- how does the BAT sit given the inconsistency with the BEPS initiative of eliminating the non-taxation of corporate income?
The other practical issue with respect to the BAT is how administratively it is going to be implemented. The basis of taxation that it promotes is inconsistent with the generally accepted concept of taxation at source. The current Double Taxation Agreements that the U.S. has with other countries will need to be renegotiated to amend articles concerning source and business profits among others. Re-negotiating such treaties may be difficult where the other party is a net exporter to the U.S. and is seeking compensation in the form of more generous concessions elsewhere. Countries may use the opportunity to impose a similar styled BAT on their own exports to the U.S. or other retaliatory measures.
Further, it is unclear whether the BAT will be WTO compliant; challenges are expected.
What does the BAT mean for Australian entities exporting goods and services to the U.S.?
For Australian entities that export to the U.S., the introduction of a BAT would put them at a significant disadvantage when compared to U.S. producers of the same products. This is on the basis that the BAT operates as a form of trade policy or tariff which is implemented through the tax system.
The impact will be most largely felt by Australian exporters who currently compete with American manufacturers/producers of like goods, services and intangibles, as there will be a significant and direct cost benefit of purchasing from domestic suppliers. For Australian exporters who operate in more niche markets (and markets with little elasticity), whilst the actual cost of their goods and services may increase for American purchasers (given the non-deductibility of the cost of their inputs), the quantity of goods and services supplied may not change substantively.

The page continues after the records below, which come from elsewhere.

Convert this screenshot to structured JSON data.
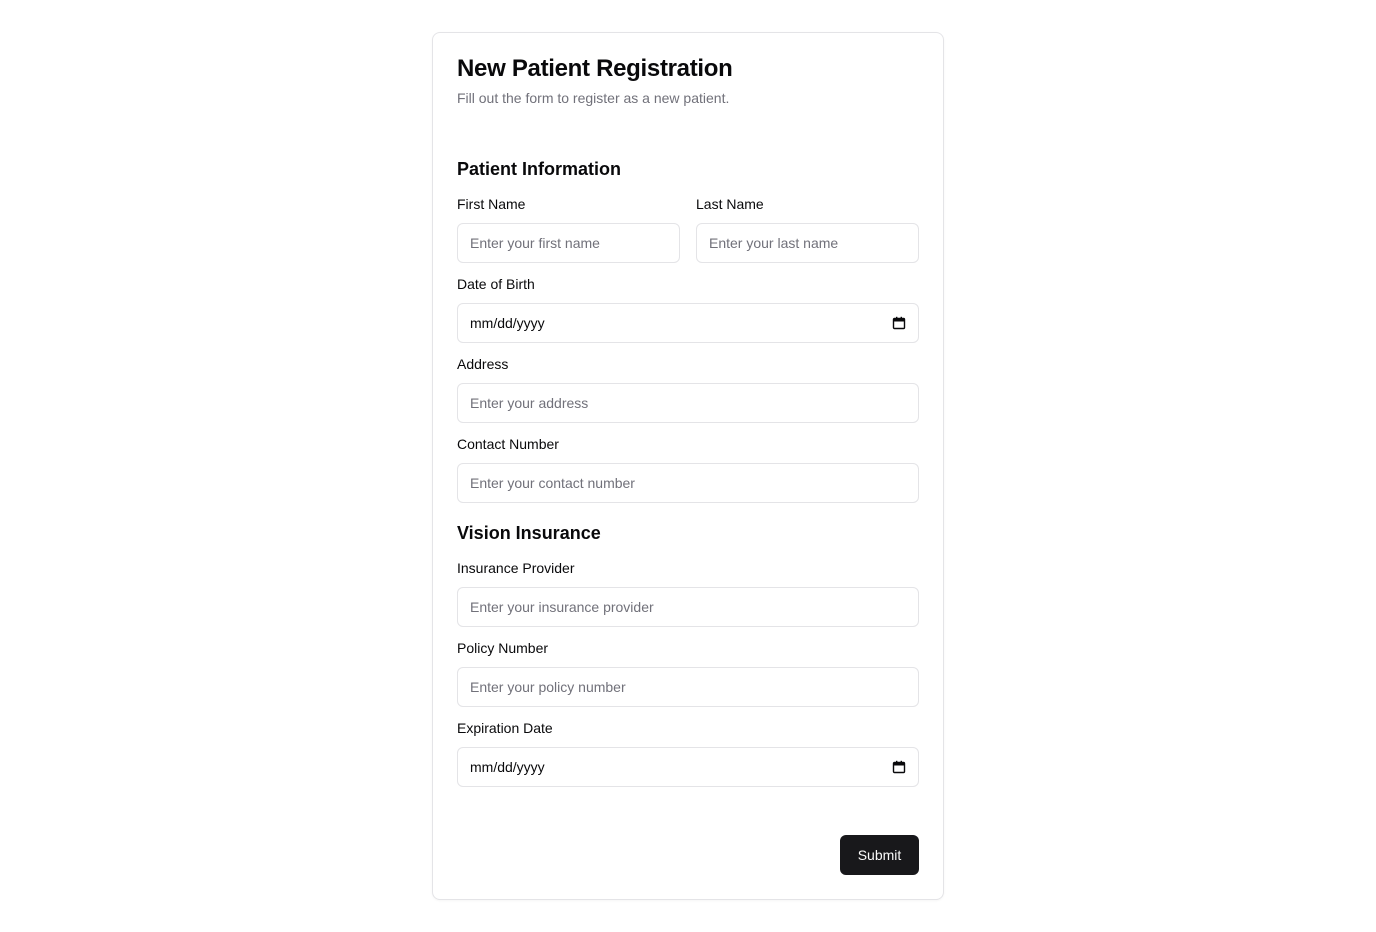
{
  "form": {
    "title": "New Patient Registration",
    "subtitle": "Fill out the form to register as a new patient.",
    "submit_label": "Submit"
  },
  "patient_info": {
    "heading": "Patient Information",
    "first_name": {
      "label": "First Name",
      "placeholder": "Enter your first name",
      "value": ""
    },
    "last_name": {
      "label": "Last Name",
      "placeholder": "Enter your last name",
      "value": ""
    },
    "dob": {
      "label": "Date of Birth",
      "display": "mm/dd/yyyy"
    },
    "address": {
      "label": "Address",
      "placeholder": "Enter your address",
      "value": ""
    },
    "contact": {
      "label": "Contact Number",
      "placeholder": "Enter your contact number",
      "value": ""
    }
  },
  "insurance": {
    "heading": "Vision Insurance",
    "provider": {
      "label": "Insurance Provider",
      "placeholder": "Enter your insurance provider",
      "value": ""
    },
    "policy": {
      "label": "Policy Number",
      "placeholder": "Enter your policy number",
      "value": ""
    },
    "expiration": {
      "label": "Expiration Date",
      "display": "mm/dd/yyyy"
    }
  },
  "icons": {
    "date_picker": "calendar-icon"
  },
  "colors": {
    "primary_button": "#18181b",
    "border": "#e4e4e7",
    "muted_text": "#71717a"
  }
}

This post comes to us from K&L Gates LLP. It is based on the firm’s client update, “Border Adjustment Tax” dated February 10, 2017, and available here.